So, with all this fun in mind, I decided to set up the irDA remote to work with Minima.  I added the code to initialize the irDA receiver and in the btnDown function added receiving the button codes above and mapping them to Minima's 7 button scheme implemented by Eldon, WA0UWH.  For now, I just mapped the buttons as follows:

Mode -- FN (button 1)
Rewind - Left (button 2)
Fast Forward - Right (button 3)
Minus - Down (button 6)
Plus - Up (button 5)

So, with this simple change, I am able to move the cursor to select the frequency digit to change, move up and down through the ham band select and toggle RIT mode.  It would be simple enough to add direct frequency entry and map the rest of the buttons.

This is just a proof of concept bit of fun on a Saturday afternoon when I should really be out playing in the sun before it runs away and hides for the rest of the year...

Here is the Minima controller shield mounted on an ATMega2560 with the irDA breakout board jumpered to digital pin 3.  The display is an i2c 20x4 LCD on my Minima front panel.

Saturday, September 20, 2014

Minima Controller Shield - mounting options

Well, I am not certain yet how I am going to mount things in the long run, but for now I have stacked the display, Uno and Shield on the back of the panel.  My wires are deliberately long until I make a final decision, but for now I have just coiled them up.

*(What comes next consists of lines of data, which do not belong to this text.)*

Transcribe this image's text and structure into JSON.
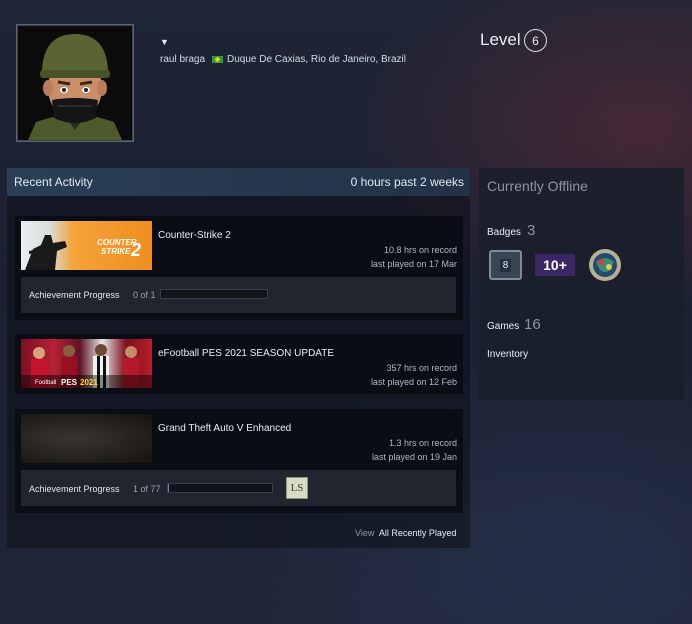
{
  "profile": {
    "persona_caret": "▼",
    "real_name": "raul braga",
    "location": "Duque De Caxias, Rio de Janeiro, Brazil",
    "level_label": "Level",
    "level_value": "6"
  },
  "activity": {
    "title": "Recent Activity",
    "hours_summary": "0 hours past 2 weeks",
    "games": [
      {
        "name": "Counter-Strike 2",
        "capsule_text": "COUNTER STRIKE 2",
        "hours": "10.8 hrs on record",
        "last_played": "last played on 17 Mar",
        "achievement_label": "Achievement Progress",
        "achievement_count": "0 of 1",
        "achievement_fraction": 0
      },
      {
        "name": "eFootball PES 2021 SEASON UPDATE",
        "capsule_text": "Football PES 2021",
        "hours": "357 hrs on record",
        "last_played": "last played on 12 Feb"
      },
      {
        "name": "Grand Theft Auto V Enhanced",
        "hours": "1.3 hrs on record",
        "last_played": "last played on 19 Jan",
        "achievement_label": "Achievement Progress",
        "achievement_count": "1 of 77",
        "achievement_fraction": 0.013
      }
    ],
    "view_label": "View",
    "view_all_label": "All Recently Played"
  },
  "side": {
    "status": "Currently Offline",
    "badges_label": "Badges",
    "badges_count": "3",
    "badge_1_text": "8",
    "badge_2_text": "10+",
    "games_label": "Games",
    "games_count": "16",
    "inventory_label": "Inventory"
  },
  "colors": {
    "accent_header": "#2a3f57",
    "flag_green": "#2f9b3a",
    "cs2_orange": "#f08d1f"
  }
}
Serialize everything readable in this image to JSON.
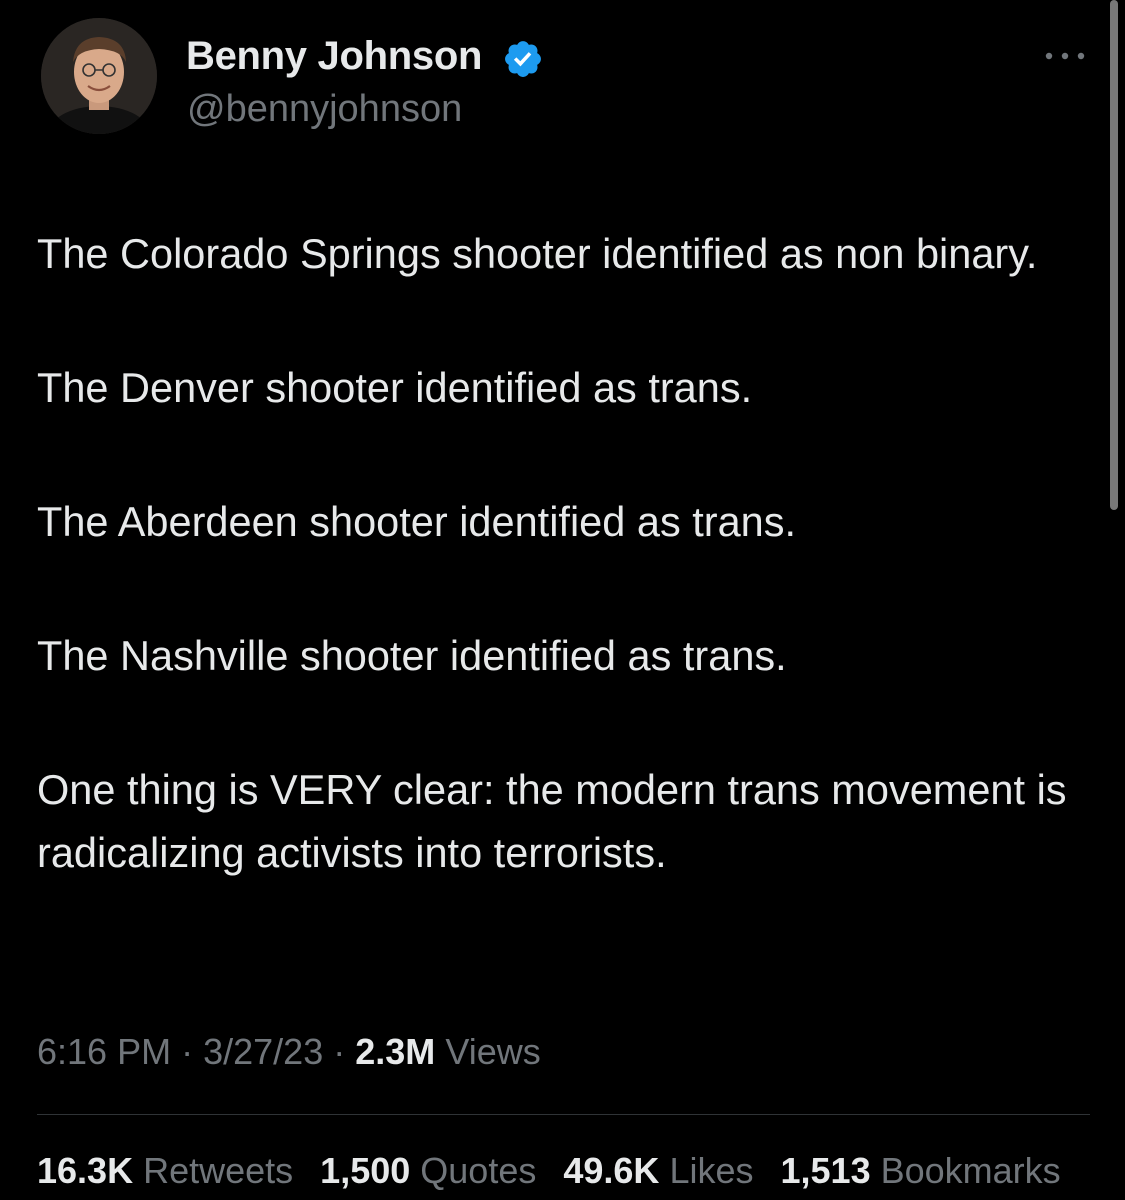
{
  "author": {
    "name": "Benny Johnson",
    "handle": "@bennyjohnson",
    "verified": true
  },
  "tweet": {
    "paragraphs": [
      "The Colorado Springs shooter identified as non binary.",
      "The Denver shooter identified as trans.",
      "The Aberdeen shooter identified as trans.",
      "The Nashville shooter identified as trans.",
      "One thing is VERY clear: the modern trans movement is radicalizing activists into terrorists."
    ]
  },
  "meta": {
    "time": "6:16 PM",
    "separator": "·",
    "date": "3/27/23",
    "views_count": "2.3M",
    "views_label": "Views"
  },
  "stats": [
    {
      "count": "16.3K",
      "label": "Retweets"
    },
    {
      "count": "1,500",
      "label": "Quotes"
    },
    {
      "count": "49.6K",
      "label": "Likes"
    },
    {
      "count": "1,513",
      "label": "Bookmarks"
    }
  ],
  "icons": {
    "verified": "verified-badge-icon",
    "more": "more-horizontal-icon"
  },
  "colors": {
    "background": "#000000",
    "primary_text": "#e7e9ea",
    "secondary_text": "#71767b",
    "verified_blue": "#1d9bf0",
    "divider": "#2f3336"
  }
}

I will most likely fashion another panel a little bit larger that will have room for more buttons as well as the rotary encoder at which time the current tuning pot will become the speed control for a keyer.  I have located some scrap aluminum, so I think it is the next best step.

Friday, September 19, 2014

Minima working with new shield

This evening, I hacked poor Wayne, NB6M's Minima to accept VFO energy from my Minima Controller shield.  As a first hack, it worked fine and I was able to test drive the receiver from my controller.

I disconnected Wayne's Si570 output and brought the coax out to an SMA connector that I hooked up with a short SMA jumper cable to my VFO output.  Other than being out of calibration, it seems to work fine.

So far so good...  I want to try using the second Si570 as the BFO, but more surgery is necessary in order to replace the BFO oscillator.  I think I will wait until I am more awake...

Tuesday, September 16, 2014

Minima Displays

I have been playing around with a number of display options for the Minima.  I found an interesting little board locally for about $12 in single quantities and on eBay for about $5 that has 8 digits of seven segment display, eight tri-colour LEDs and eight push buttons.  It is based on the Titan Micro LED driver chip TM1638.  Here is a good write-up on the device, I won't attempt to replicate it here.

I very quickly modified the Minima code to utilize this display.  It could very easily be further adapted to support the various buttons.  Some of the LCD second line indicators (RX/TX, LSB/USB, etc) could be indicated using tri-colour LEDs.  

I thought folks might be interested in seeing this device and I wanted to get a feel for how difficult it would be to integrate into the Minima code.  Out-of-box, it requires three of the scarce pins on the Arduino, but this can be easily resolved by expanding the I/O pins using a i2c device very similar to what is done with LCD backpacks for i2c.

Here is a photograph of my UNO running Minima version ko7m-AD with modifications for displaying the frequency.  My Minima controller shield is in place but not currently powered.

Anyone interested in further details on this display board should see the links above.  if you have trouble integrating this into your Minima code, drop me a note by email or by comment here and I will do my best to help you succeed.

ko7m at arrl dot net